Many people would look at the UK’s housing market and, seeing sky high prices and not enough houses to meet demand, say that the whole system is somehow 'broken'.
Looking back at the last week or so it’s probably a good job that the majority of our electricity is not derived from wind power.
George Osborne is accused of bullying tactics by Scottish Nationalists as it emerged that he will use a speech today to warn that an independent Scotland should not expect to use the pound.
When money owed is ‘repayable on demand’ it means that the lender can ask for the money back and it has to be handed over. This, however, may not be the case anymore after a recent court case.
There seems to be a consensus, especially amongst government circles, that the recovery is underway and that the private sector is providing us with the jobs we need. The green shoots are really showing.
Since those immortal words from Tone Blair: “education, education, education!” and all the degrees that now get conferred and apprenticeships on offer you would have thought that the UK would be awash with highly skilled people
Writing about the economics of Scottish independence is not for the faint hearted. The last time I did so, I was surprised by the resulting abuse I received via email. Apparently some think this is a deliberate tactic of the yes campaign
It seems probable that those households which pay more in taxes than they receive in services (the givers) are likely to be against ever-increasing government spending, a bloated overpaid, over-pensioned public sector and massively expensive institutions like the EU.
What would you say if your bank refused to hand over your money to you unless you prove to them that it was going to be used for legitimate purposes? This is what has been happening recently at HSBC.
Here we go again, another legal battle over the European Union as the Justice Secretary, Chris Grayling, prepares to go to court over the spread of human rights law into the UK.

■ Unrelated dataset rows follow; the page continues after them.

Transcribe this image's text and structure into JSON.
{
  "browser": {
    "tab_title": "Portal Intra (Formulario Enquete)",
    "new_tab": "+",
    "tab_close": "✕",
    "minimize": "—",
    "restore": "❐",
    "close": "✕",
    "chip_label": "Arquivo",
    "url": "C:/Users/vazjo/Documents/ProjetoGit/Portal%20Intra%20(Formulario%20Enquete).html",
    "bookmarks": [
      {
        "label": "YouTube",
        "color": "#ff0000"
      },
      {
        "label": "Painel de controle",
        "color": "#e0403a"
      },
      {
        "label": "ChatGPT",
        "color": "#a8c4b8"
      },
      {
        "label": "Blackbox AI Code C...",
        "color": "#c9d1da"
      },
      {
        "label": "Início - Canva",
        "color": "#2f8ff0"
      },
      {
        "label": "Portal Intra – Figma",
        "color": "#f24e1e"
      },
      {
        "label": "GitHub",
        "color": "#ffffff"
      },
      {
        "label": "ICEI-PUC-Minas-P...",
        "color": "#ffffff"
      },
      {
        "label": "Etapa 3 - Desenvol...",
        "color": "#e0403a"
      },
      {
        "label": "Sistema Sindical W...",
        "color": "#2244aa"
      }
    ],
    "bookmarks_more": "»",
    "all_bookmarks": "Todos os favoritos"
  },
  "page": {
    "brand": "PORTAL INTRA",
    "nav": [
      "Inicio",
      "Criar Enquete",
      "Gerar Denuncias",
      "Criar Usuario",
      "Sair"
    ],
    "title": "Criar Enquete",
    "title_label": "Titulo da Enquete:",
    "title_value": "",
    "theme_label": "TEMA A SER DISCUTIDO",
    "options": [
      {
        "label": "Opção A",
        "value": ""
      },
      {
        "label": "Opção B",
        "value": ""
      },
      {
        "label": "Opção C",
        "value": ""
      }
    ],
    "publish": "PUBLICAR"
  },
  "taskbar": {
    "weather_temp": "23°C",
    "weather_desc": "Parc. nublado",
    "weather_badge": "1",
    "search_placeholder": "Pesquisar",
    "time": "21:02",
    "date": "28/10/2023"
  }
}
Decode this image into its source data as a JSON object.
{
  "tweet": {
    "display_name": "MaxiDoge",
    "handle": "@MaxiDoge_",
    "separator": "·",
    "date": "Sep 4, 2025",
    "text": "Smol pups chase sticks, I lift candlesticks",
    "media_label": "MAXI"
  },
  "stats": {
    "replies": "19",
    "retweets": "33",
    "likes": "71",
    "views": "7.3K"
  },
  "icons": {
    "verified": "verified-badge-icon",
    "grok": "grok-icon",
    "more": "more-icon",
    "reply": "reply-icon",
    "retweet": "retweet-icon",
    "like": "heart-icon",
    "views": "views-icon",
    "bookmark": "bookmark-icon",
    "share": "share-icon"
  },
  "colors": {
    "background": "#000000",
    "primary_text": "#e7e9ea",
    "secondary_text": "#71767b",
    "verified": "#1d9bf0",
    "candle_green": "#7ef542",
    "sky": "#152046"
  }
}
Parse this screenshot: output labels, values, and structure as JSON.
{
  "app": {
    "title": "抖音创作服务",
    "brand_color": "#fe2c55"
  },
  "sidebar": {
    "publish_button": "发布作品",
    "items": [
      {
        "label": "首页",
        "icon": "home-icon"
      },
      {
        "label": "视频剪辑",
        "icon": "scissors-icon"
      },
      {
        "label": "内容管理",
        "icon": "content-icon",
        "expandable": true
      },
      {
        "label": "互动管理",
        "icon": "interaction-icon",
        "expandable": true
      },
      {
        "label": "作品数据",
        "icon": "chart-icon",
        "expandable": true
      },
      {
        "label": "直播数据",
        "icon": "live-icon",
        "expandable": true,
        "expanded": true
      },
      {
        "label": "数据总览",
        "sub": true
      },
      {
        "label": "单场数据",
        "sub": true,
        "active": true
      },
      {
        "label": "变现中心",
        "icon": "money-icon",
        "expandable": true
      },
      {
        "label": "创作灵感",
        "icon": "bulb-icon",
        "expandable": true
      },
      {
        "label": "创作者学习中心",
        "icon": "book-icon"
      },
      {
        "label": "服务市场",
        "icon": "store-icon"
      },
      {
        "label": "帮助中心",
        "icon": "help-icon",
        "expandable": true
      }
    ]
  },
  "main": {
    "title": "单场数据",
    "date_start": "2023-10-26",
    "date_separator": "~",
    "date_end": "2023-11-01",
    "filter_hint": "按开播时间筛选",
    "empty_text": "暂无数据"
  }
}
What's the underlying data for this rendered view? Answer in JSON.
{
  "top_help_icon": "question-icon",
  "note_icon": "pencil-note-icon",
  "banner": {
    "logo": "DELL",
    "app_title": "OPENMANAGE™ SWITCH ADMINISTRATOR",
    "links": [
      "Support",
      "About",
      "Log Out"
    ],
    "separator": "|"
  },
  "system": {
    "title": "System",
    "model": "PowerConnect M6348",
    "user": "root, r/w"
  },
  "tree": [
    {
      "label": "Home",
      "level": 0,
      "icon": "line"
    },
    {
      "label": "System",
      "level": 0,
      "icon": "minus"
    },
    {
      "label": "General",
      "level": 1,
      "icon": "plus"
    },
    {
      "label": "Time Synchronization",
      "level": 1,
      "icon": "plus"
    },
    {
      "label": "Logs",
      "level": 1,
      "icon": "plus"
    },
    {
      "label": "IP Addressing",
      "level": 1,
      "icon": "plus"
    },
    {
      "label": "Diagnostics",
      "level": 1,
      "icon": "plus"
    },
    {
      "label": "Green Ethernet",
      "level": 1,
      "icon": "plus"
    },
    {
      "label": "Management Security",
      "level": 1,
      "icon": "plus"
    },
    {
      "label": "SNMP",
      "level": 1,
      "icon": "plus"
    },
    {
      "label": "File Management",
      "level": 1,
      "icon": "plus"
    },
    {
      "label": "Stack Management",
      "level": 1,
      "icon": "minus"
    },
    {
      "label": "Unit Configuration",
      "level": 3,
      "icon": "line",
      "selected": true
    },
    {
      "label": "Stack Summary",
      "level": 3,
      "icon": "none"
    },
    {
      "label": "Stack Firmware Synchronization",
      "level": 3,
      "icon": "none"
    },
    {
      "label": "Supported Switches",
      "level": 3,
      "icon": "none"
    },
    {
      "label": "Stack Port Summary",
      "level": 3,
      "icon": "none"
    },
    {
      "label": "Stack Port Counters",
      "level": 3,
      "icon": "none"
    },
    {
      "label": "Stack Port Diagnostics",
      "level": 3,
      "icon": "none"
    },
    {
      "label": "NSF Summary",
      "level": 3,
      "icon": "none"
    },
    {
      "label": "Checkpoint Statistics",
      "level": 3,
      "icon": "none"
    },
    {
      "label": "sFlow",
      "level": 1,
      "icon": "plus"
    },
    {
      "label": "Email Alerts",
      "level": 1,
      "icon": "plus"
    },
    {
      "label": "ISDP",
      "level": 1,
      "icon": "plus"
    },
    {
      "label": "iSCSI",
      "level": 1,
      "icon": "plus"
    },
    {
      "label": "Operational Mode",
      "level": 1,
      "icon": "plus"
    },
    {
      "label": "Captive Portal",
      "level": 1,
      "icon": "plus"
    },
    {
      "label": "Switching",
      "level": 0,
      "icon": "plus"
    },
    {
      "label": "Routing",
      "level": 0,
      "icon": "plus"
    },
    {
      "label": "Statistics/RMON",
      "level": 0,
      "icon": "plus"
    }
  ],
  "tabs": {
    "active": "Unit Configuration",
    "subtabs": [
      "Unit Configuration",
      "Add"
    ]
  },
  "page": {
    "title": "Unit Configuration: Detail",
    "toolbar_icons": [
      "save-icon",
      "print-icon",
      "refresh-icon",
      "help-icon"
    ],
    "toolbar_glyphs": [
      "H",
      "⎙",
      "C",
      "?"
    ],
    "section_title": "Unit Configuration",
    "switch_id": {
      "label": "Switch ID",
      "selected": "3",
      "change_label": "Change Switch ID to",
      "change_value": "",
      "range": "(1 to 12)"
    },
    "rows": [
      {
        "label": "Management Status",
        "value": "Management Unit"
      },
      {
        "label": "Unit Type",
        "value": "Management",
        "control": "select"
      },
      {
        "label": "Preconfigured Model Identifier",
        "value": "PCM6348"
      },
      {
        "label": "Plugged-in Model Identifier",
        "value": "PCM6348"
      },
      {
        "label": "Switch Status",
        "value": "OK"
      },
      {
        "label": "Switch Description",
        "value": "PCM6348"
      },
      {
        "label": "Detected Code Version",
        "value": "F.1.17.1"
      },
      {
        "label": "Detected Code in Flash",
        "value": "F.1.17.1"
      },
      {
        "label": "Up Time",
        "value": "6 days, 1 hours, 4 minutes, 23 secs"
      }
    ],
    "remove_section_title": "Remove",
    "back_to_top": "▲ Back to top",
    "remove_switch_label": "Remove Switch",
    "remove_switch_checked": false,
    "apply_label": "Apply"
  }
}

It is interesting that, nearly 5 years after the setting of the EMERGENCY interest (Base) rate of 0.5% we are still at 0.5% and our illustrious ‘capitalist’ government is borrowing £110 Billions per annum
The most striking UK data released today were the latest set of labour market figures. While the decline in public sector borrowing in December was welcome, if not particularly pronounced, it is the fall in unemployment that really catches the eye.